OWINGS MILLS, Md. -- Louisiana Tech running back Kenneth Dixon had only one thought when he walked into the hotel room last week and saw that Navy's Keenan Reynolds was his roommate for Baltimore Ravens rookie minicamp.
"I’ve got to get his autograph for my momma," he said. "She’s a big fan of his."
It's unknown whether Reynolds' signature served as a Mother's Day gift, but these roommates share a connection beyond maternal admiration.
Reynolds and Dixon have scored the most touchdowns in NCAA history. Reynolds, a triple-option quarterback with a nose for the end zone, finished with 88, which was one more than Dixon, a versatile running back who scored a touchdown in his final 38 games.
Assistant general manager Eric DeCosta said selecting the NCAA's career touchdown leaders on the final day of the draft "wasn't necessarily by design."
"Obviously, both guys are playmakers, but it was a cool stat to see that; 175 touchdowns combined on the third day of the draft is pretty good," DeCosta said. "I think both guys are creative, excellent in space, versatile players. Both are smart, good, tough, competitive and durable guys."
The Ravens took Dixon in the fourth round, which is considered a steal because Dixon was ranked by some as the second-best running back in this draft. Baltimore then selected Reynolds in the sixth round, which reportedly was just before the New England Patriots could get him.
Now, Reynolds and Dixon are teammates and the touchdown record is a frequent topic of conversation.
“We talked about it last night ... we kind of talk about it all the time,” Dixon said. “I'm not going to let him get out of here without talking about it.”
On Dec. 20, Dixon scored four touchdowns in the New Orleans Bowl to move ahead of Reynolds for the all-time lead.
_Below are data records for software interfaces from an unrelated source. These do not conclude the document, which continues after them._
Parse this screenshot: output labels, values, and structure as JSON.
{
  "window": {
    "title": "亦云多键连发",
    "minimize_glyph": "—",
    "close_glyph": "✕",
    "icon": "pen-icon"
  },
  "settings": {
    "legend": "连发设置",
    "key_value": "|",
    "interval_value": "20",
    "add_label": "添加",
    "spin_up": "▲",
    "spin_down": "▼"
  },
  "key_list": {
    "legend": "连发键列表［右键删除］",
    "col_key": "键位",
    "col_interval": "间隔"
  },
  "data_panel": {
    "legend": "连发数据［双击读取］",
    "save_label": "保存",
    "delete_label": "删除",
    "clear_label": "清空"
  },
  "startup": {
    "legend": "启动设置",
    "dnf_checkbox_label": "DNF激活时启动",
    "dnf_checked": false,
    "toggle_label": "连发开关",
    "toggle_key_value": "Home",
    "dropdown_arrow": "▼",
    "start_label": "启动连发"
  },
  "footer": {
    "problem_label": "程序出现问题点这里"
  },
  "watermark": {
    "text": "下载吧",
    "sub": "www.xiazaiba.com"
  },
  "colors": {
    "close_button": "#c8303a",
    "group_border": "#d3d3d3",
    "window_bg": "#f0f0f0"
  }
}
Eight days later, Reynolds played in the Military Bowl and Dixon watched on TV to see if his record would remain intact.
“Kind of late in the game, they took him out and put the other quarterback in,” Dixon said. “I was like, ‘OK, we’re tied, so I can breathe a little bit.’ I went to the store and came back, and as soon as I walked in, he scored a touchdown.”
Dixon said he then turned off the TV. He described the moment as bittersweet and acknowledged that he was mad at the time that he didn't finish atop the touchdown list.
“I gave him his props, but I told him if I had those other two games, then he probably wouldn’t have been the leader,” said Dixon, who was sidelined for two games in 2015 with an ankle injury.
Dixon will have a chance to contribute right away if he can separate himself from a crowded running back group that includes Justin Forsett, Javorius Allen, Lorenzo Taliaferro, Terrance West and Trent Richardson. Reynolds is making the transition to wide receiver, but he should get on the field immediately if he can win the returner job.
"We’ve been talking a lot about playmakers throughout the process, and just helping us move the ball and making important plays on offense and defense in critical situations," DeCosta said, "and those two guys can do that as good as anybody in the draft.”